Now my lecture notes say that it is convenient to define scaled variables

y = [tex]\sqrt{\frac{m\omega_{0}}{\hbar} x}[/tex]

and [tex]\alpha[/tex] = [tex]\frac{2E}{\hbar\omega_{0}}[/tex]

Hence

[tex]\frac{d}{dx}[/tex] = [tex]\sqrt{\frac{\hbar}{m\omega_{0}} x}[/tex] [tex]\frac{d}{dy}[/tex]

so [tex]\frac{2}{\hbar\omega_{0}}[/tex] times the TISE can be written as

[tex]\frac{d^{2}u}{dy^{2}}[/tex] + ([tex]\alpha[/tex] - y[tex]^{2}[/tex])u= 0

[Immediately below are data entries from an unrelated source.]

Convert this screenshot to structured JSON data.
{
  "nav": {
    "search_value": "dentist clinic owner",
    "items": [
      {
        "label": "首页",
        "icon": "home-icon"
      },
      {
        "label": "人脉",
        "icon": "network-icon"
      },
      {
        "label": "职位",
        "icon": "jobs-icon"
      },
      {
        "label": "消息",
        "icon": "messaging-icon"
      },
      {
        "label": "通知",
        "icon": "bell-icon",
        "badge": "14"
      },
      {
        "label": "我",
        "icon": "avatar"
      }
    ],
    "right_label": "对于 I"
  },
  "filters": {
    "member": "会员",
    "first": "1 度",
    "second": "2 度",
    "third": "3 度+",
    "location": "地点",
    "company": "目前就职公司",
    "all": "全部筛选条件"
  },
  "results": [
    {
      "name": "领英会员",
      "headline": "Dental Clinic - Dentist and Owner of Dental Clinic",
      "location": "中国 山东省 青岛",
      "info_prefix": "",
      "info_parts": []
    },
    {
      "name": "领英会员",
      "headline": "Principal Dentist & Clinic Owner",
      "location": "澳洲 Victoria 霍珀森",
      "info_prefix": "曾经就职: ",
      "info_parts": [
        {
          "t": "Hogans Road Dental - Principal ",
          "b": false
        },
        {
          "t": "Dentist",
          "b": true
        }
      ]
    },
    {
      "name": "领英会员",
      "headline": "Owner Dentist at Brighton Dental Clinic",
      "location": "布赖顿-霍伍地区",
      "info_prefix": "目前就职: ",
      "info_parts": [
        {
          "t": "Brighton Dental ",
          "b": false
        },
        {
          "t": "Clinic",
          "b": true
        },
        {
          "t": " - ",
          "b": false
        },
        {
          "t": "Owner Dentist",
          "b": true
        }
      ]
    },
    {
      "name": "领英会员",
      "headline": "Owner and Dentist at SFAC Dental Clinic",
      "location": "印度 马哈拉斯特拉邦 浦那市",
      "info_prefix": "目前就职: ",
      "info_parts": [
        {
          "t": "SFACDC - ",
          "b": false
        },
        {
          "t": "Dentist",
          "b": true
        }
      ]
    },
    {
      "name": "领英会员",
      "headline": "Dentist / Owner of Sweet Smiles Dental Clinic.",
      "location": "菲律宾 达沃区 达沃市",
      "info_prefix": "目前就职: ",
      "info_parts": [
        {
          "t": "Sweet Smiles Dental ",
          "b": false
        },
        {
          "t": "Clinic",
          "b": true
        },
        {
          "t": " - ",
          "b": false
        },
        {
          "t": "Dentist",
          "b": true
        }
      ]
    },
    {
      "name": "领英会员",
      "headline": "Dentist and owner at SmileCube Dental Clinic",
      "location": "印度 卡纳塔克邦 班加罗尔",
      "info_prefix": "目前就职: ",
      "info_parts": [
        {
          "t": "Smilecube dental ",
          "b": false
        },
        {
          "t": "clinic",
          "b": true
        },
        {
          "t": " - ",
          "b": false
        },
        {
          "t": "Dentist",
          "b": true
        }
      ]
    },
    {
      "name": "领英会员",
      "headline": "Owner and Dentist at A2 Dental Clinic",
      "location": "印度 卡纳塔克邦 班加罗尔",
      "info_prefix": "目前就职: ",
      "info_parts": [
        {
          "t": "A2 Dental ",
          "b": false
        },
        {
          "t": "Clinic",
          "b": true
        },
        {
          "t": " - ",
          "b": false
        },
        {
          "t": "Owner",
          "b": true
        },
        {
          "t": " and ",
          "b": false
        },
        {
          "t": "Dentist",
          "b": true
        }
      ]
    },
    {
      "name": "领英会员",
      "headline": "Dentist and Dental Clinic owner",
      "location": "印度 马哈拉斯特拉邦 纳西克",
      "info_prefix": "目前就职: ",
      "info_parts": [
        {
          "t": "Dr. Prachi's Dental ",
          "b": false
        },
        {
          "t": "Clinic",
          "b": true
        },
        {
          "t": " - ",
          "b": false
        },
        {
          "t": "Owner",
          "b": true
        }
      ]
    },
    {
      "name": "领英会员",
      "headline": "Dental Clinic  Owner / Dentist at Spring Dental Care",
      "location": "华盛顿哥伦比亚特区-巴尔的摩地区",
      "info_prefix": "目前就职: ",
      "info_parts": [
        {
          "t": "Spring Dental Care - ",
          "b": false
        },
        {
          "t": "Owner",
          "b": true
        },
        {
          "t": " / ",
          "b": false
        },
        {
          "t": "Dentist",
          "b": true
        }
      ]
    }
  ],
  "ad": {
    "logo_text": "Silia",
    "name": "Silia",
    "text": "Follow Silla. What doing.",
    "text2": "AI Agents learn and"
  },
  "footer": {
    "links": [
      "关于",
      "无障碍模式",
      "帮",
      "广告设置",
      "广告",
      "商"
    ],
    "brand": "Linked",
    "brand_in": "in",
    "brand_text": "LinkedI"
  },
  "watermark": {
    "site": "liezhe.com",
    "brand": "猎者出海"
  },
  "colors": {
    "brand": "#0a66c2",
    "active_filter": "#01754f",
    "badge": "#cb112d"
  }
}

now, it is not at all obvious to me where these scaled variables came from? I know this leads on to deriving hermite polynomials, but I'm just wondering if there is some triviality behind the scaled variables. It really helps me to know the order in which things were derived/formulated. It might have been the case that these scaled variables were used after much painstaking trial and error, or some mathematician just noticed that it would be easier to write the equation this way.

Does anyone have any background information on this? Is it usual to scale the variables in this way?

Thanks